Nairobi — Robert Godec has been confirmed as the United States ambassador to Kenya, as the East African nation prepares to hold elections on March 4.
US State Department spokesperson Victoria Nuland said Godec's appointment was important for US-Kenya relations.
"Kenya is one of the United States' most strategic partners in Africa and is preparing to hold national elections on March 4," she asserted.
In recognition that Kenya is preparing for the first general election under the new Constitution, Nuland said the US government was keen to support the country in its quest to conduct peaceful, free and fair elections.
She said it is in the interest of her government that Kenya will not repeat the mistakes of the 2007 elections that left over 1,000 Kenyans dead and over 650,000 others displaced and massive destruction that to date left a good number of Kenyans suffering in camps.

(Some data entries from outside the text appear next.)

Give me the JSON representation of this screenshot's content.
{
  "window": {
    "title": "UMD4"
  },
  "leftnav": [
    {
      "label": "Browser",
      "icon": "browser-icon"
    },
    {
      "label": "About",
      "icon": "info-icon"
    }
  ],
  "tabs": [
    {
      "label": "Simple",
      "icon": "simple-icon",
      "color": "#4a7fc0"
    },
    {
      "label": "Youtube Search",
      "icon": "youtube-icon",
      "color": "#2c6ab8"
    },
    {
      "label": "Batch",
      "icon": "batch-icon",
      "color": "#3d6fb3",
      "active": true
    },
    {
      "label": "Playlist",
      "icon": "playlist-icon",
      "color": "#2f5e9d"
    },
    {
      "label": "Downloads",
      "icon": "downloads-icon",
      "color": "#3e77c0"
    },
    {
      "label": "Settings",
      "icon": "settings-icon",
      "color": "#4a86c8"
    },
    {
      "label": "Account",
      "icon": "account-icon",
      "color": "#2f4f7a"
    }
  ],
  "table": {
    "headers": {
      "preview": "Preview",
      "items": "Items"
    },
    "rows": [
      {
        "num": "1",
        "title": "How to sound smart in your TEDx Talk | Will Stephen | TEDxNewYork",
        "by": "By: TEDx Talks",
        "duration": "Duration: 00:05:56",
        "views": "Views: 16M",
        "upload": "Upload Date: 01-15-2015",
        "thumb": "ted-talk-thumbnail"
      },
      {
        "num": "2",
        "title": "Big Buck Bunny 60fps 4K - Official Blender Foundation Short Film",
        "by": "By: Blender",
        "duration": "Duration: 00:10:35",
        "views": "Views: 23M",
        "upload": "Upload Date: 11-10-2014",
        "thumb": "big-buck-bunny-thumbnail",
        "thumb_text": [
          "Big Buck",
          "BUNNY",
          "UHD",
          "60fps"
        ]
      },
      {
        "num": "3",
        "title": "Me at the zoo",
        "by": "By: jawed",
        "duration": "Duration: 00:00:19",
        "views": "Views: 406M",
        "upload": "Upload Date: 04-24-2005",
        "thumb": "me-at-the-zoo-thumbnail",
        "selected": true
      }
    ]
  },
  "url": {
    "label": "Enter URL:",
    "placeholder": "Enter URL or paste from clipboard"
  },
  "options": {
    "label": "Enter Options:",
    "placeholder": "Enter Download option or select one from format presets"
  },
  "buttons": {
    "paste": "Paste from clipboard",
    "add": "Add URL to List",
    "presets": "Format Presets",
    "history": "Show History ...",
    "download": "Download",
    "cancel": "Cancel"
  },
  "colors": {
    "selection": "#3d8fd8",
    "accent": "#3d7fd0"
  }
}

"These are the first national elections under Kenya's new Constitution, and they are an opportunity for Kenya to show the world it has moved decisively past the tragic violence following the disputed 2007 elections. Underscoring our commitment to a strong relationship with the people and Government of Kenya and our commitment to support free, fair, and peaceful elections, Secretary Clinton wanted to get Ambassador Godec on his way as quickly as she could," Nuland said.
US Secretary of State Hilary Rodham Clinton administered the oath of office to Godec on January 16, 2013 in Washington, DC.
Godec who has been the acting ambassador since September last year has strongly advocated for a democratic general election conducted in line with the Constitution.
He has joined others in the international community in taking the stand that it is up to Kenyans to elect their own leaders.
However, he has advised Kenyans to base their politics on issues and also to ensure they keep off divisions especially along negative ethnicity and deep political divisions that were highly blamed for the violence that followed the disputed elections five years ago.
Godec who previously served in various positions at the US Department of State in Washington previously served at the US Embassy in Nairobi from 1996 to 1999.
He was the ambassador to Tunisia from 2006 to 2009.
He replaces Scott Gration who resigned under controversial circumstances after he was accused of allegedly mishandling embassy staff and breaching security rules at the embassy.